  • This is something I’ve been considering a lot lately as I move towards pursuing a career in digital content. At my current job I maintain the social media accounts/website/newsletter/basically anything digital for an agency, and it’s brought a lot of questions to my own mind about how I manage my personal accounts in these areas. I’ve come to the conclusion that it doesn’t matter what you share, as long as it’s true. By nature of how I write and even how I privately journal, I naturally leave most of the negative details and much of my private life out of my writing process and focus on the facts. It could be seen as being untruthful or withholding information, but at the same time, it’s best to err on the side of caution than it is to overshare.

    Kate |

  • Zaire Q

    This is a really great post Rae. It kind of comes back to that big talk about bloggers and relatability from a few months and ago and I pretty much think that every person should do what makes them feel comfortable. Some people love talking about everything that happens in their life with their followers, others don’t and as readers we shouldn’t expect every blogger to be the same. I think that we should take whatever the blogger gives us and understand that this is their comfort level and we should respect that. I find that if you choose to not share all of your life and all of your information with your readers then that isn’t dishonesty it’s just again, your comfort level. Intentionally trying to mislead your readers and keeping some personal things private are two separate things.

    Also so many people’s social media/blogs are also brands with their own image that may not be directly in-sync with the blogger behind it. And tbh that’s fine with me, I don’t expect people to be the 100% carbon copy of their blog or social media accounts.
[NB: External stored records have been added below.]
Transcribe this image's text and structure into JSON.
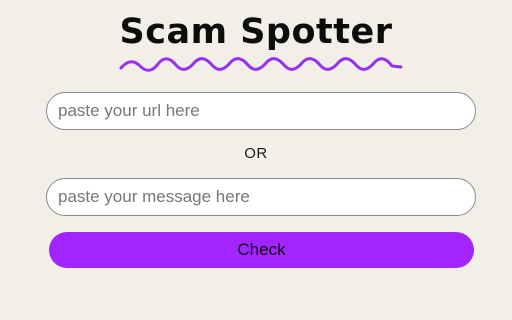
{
  "header": {
    "title": "Scam Spotter"
  },
  "form": {
    "url_placeholder": "paste your url here",
    "url_value": "",
    "separator": "OR",
    "message_placeholder": "paste your message here",
    "message_value": "",
    "check_label": "Check"
  },
  "colors": {
    "accent": "#a224ff",
    "background": "#f2efe8",
    "underline": "#9b2ff0"
  },
  "icons": {
    "underline": "squiggle-underline"
  }
}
I guess I just understand that you can be different people or present yourself in different ways and that this action isn’t dishonesty but rather a small part of what makes up you as a person and your personality.

  • I’m realllly interested now to maybe see what people think of me based on my blog, not so interested that I’m about to ask though. I am very aware of who reads my blog though, including family which does reduce what I could talk about. This though, I think is good because it does encourage a more professional approach. Yet, also, I think it’s in how you’re sharing content that dictates how it comes across, and I can’t think of any good example but I think you’ll know what I mean.
    Sometimes I feel awful when I even have a slightly negative view of something and mention it on the blog, but I think that’s important because it shows an honesty and I’m only one person with one pov. I read an article somewhere about how we tend to surround ourselves with those with similar views and I think that is very true, and at times, counter-productive as it restricts our learning, but again it is important to remember that as much as you might love someone’s blog, you might not like the person, (I think I’d love you though, lady :))
    erin | art, photography, words

  • I totally agree that bloggers/influencers etc shouldn’t have to share every single aspect of their lives. Traditional celebrities often try and keep their personal relationships/private life as quiet as possible and even though blogging and social media is based around real life, if it is your job then why would you share things that aren’t appropriate to be shared in a traditional workplace setting? Especially when they’re things that could be damaging to your career, or even if you just don’t feel like it because you’re a private kind of person.

    Even if you’re not a professional blogger, the average person can lose their jobs for posting super inappropriate things on their Facebook or Twitter, so in an age like this people who use social media as part of their jobs should definitely be allowed to filter out the stuff they don’t want everyone to know about.

  • Sophie Lee

    Totally agree with you, everyone has their secrets <3

    xoxo, Cool men style